Try it:
All of the records below are to be printed exactly; the pictures are to be left out.
═══ Material for this exercise ═══
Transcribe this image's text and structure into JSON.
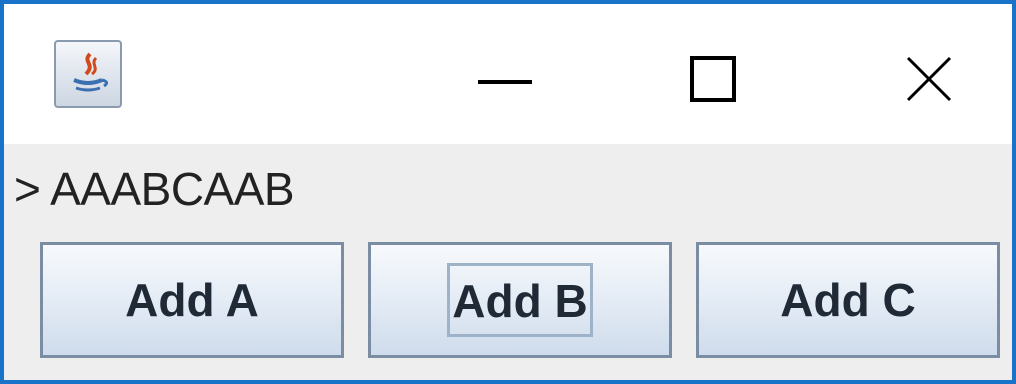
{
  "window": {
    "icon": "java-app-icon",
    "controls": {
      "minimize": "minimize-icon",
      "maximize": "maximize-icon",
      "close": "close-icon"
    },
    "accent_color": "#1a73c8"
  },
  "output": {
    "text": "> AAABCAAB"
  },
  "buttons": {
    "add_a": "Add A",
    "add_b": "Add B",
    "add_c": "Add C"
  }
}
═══
Exercise solution:
Transcribe this image's text and structure into JSON.
{
  "window": {
    "icon": "java-app-icon",
    "controls": {
      "minimize": "minimize-icon",
      "maximize": "maximize-icon",
      "close": "close-icon"
    },
    "accent_color": "#1a73c8"
  },
  "output": {
    "text": "> AAABCAAB"
  },
  "buttons": {
    "add_a": "Add A",
    "add_b": "Add B",
    "add_c": "Add C"
  }
}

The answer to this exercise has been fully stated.